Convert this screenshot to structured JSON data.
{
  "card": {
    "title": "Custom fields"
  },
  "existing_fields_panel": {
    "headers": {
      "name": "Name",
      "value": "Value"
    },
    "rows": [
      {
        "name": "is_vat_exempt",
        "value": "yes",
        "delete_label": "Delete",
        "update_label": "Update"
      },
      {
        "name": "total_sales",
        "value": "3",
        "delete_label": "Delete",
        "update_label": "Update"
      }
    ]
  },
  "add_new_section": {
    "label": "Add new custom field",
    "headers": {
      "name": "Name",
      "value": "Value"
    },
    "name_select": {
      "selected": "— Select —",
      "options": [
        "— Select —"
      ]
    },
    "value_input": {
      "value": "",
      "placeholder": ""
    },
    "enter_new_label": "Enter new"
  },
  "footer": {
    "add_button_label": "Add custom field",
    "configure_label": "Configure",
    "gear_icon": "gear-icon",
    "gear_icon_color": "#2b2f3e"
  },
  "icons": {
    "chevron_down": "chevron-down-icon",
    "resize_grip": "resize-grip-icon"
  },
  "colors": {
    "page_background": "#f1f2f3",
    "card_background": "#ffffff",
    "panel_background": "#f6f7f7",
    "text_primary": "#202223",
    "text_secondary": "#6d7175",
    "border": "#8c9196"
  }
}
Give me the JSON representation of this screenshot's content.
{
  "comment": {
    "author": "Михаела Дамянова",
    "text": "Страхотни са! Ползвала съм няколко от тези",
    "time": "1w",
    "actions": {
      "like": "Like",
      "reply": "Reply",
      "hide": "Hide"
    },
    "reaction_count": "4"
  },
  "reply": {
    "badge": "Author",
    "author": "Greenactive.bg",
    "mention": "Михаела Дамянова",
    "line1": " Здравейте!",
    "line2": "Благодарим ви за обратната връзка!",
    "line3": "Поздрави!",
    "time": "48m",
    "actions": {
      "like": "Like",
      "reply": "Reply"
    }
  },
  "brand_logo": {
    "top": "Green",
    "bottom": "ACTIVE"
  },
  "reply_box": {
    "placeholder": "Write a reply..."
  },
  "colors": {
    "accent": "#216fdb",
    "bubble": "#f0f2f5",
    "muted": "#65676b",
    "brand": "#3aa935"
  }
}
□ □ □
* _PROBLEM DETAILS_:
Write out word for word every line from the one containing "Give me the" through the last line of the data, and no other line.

* _SOLUTION TO THE EXERCISE_:
Give me the JSON representation of this screenshot's content.
{
  "comment": {
    "author": "Михаела Дамянова",
    "text": "Страхотни са! Ползвала съм няколко от тези",
    "time": "1w",
    "actions": {
      "like": "Like",
      "reply": "Reply",
      "hide": "Hide"
    },
    "reaction_count": "4"
  },
  "reply": {
    "badge": "Author",
    "author": "Greenactive.bg",
    "mention": "Михаела Дамянова",
    "line1": " Здравейте!",
    "line2": "Благодарим ви за обратната връзка!",
    "line3": "Поздрави!",
    "time": "48m",
    "actions": {
      "like": "Like",
      "reply": "Reply"
    }
  },
  "brand_logo": {
    "top": "Green",
    "bottom": "ACTIVE"
  },
  "reply_box": {
    "placeholder": "Write a reply..."
  },
  "colors": {
    "accent": "#216fdb",
    "bubble": "#f0f2f5",
    "muted": "#65676b",
    "brand": "#3aa935"
  }
}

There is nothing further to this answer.